(Entries taken from a collection)
* * *

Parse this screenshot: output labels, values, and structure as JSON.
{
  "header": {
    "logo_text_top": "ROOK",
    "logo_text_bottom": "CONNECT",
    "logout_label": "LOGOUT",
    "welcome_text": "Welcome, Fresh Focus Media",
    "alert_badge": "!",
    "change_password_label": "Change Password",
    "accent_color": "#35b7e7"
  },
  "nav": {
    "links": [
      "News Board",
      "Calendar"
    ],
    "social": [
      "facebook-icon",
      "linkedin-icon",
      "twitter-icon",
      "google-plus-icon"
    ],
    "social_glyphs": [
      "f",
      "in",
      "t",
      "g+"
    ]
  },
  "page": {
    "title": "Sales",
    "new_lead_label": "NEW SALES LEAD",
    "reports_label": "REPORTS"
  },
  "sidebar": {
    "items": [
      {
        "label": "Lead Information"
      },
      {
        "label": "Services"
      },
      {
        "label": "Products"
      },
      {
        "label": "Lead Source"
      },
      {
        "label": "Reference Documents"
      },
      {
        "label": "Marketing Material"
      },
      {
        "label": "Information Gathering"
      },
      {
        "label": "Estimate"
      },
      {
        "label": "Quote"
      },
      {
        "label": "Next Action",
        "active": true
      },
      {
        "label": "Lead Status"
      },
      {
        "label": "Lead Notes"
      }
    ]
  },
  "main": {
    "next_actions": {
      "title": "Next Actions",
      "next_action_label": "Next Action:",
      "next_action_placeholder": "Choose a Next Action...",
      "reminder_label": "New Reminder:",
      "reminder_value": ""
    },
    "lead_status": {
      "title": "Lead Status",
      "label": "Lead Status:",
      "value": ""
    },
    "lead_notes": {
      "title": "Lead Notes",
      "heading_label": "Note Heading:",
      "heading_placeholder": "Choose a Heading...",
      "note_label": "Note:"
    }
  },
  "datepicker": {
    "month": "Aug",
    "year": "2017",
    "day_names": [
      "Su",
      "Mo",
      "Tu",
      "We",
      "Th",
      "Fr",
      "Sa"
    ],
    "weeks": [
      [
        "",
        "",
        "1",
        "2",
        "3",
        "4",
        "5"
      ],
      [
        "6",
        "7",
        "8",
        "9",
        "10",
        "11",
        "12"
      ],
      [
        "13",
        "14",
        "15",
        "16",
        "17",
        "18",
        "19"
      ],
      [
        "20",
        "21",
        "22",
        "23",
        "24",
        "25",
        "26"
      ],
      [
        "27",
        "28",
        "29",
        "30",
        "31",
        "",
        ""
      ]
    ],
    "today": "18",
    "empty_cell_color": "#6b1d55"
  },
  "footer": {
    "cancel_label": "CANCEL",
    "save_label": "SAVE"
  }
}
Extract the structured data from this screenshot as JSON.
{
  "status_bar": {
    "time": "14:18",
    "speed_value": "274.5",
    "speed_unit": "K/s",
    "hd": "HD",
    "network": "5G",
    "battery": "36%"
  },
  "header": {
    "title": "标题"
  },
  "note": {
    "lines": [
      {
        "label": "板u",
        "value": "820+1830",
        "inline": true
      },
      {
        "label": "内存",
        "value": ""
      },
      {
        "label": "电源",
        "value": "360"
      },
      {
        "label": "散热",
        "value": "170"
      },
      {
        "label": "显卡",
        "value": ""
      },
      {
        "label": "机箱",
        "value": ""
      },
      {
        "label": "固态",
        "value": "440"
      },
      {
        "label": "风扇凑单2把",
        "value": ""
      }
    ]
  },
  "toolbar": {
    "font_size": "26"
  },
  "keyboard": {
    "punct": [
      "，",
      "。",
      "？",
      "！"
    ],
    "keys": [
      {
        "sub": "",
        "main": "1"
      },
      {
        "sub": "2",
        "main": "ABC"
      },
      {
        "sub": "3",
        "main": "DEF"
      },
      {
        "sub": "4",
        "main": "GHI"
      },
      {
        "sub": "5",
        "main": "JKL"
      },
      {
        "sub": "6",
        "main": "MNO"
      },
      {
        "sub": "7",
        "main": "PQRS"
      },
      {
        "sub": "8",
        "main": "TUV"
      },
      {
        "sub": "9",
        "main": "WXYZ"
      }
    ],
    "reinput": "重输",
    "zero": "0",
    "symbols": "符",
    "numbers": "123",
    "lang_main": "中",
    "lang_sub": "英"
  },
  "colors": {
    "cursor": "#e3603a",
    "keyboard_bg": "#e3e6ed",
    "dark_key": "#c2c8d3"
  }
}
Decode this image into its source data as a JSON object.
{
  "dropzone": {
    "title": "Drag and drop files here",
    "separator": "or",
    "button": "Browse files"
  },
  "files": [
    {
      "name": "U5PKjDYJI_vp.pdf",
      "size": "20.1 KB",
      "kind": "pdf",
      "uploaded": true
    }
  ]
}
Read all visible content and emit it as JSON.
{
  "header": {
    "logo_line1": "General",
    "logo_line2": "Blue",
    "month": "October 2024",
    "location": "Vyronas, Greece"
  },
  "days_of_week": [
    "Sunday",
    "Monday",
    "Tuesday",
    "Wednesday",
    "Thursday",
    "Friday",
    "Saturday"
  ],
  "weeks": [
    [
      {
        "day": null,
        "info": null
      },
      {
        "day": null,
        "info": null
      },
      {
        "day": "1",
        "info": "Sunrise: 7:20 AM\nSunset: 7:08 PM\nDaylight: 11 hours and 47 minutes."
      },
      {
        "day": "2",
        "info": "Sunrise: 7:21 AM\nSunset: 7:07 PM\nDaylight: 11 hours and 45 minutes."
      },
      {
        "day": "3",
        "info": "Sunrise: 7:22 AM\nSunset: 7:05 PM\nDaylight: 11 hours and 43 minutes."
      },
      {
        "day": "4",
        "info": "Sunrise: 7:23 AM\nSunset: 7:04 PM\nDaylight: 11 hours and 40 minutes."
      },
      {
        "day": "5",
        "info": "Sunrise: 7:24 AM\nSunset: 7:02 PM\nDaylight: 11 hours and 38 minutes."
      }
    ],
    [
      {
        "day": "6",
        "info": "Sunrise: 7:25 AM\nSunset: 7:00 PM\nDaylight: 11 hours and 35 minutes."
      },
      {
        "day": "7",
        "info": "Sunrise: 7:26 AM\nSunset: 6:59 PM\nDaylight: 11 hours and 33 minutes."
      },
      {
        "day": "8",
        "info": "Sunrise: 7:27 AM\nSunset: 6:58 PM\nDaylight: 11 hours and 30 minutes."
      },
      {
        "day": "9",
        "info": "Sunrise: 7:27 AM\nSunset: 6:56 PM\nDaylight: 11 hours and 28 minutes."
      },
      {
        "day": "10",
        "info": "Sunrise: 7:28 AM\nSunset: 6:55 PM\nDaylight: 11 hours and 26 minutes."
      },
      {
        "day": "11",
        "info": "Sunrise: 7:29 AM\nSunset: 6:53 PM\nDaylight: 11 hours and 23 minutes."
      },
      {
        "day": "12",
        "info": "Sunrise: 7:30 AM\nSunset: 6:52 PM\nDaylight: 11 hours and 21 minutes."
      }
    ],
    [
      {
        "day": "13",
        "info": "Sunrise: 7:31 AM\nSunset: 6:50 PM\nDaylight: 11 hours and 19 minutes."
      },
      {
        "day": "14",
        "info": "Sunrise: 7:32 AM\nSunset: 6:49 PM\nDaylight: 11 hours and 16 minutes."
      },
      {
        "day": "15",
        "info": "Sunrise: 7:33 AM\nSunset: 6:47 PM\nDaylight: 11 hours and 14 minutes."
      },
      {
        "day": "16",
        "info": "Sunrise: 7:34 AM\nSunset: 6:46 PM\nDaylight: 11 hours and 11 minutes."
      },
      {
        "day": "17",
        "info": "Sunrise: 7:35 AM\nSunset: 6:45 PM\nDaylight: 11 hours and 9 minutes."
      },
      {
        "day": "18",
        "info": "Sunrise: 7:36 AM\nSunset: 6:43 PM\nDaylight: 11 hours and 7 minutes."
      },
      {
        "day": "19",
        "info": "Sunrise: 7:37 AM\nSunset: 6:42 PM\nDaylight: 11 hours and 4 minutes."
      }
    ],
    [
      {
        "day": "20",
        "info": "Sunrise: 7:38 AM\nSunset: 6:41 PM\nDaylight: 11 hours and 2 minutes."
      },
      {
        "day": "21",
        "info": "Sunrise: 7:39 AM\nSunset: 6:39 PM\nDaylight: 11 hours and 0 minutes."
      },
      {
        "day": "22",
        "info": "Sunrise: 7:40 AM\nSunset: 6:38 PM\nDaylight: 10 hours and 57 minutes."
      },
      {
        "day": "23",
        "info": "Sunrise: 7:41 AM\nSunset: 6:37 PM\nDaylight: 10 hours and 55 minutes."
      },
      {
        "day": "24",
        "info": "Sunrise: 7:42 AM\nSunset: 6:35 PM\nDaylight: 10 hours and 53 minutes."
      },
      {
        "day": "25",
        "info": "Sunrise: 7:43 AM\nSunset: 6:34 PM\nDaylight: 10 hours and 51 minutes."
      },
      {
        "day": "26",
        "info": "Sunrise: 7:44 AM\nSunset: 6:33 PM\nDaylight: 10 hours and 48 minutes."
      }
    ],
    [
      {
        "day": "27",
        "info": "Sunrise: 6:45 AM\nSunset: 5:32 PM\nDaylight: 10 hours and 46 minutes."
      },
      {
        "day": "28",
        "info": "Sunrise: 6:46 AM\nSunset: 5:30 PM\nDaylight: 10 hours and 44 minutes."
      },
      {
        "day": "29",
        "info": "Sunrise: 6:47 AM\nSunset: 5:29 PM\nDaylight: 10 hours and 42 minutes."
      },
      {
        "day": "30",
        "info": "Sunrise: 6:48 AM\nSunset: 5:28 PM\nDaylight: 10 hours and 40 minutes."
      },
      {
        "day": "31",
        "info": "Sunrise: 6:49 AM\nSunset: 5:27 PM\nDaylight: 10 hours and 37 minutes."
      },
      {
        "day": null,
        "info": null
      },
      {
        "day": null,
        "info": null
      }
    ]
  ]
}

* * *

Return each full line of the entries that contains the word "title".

▶ RESPONSE TO THE EXERCISE:
    "title": "Sales",
      "title": "Next Actions",
      "title": "Lead Status",
      "title": "Lead Notes",
    "title": "标题"
    "title": "Drag and drop files here",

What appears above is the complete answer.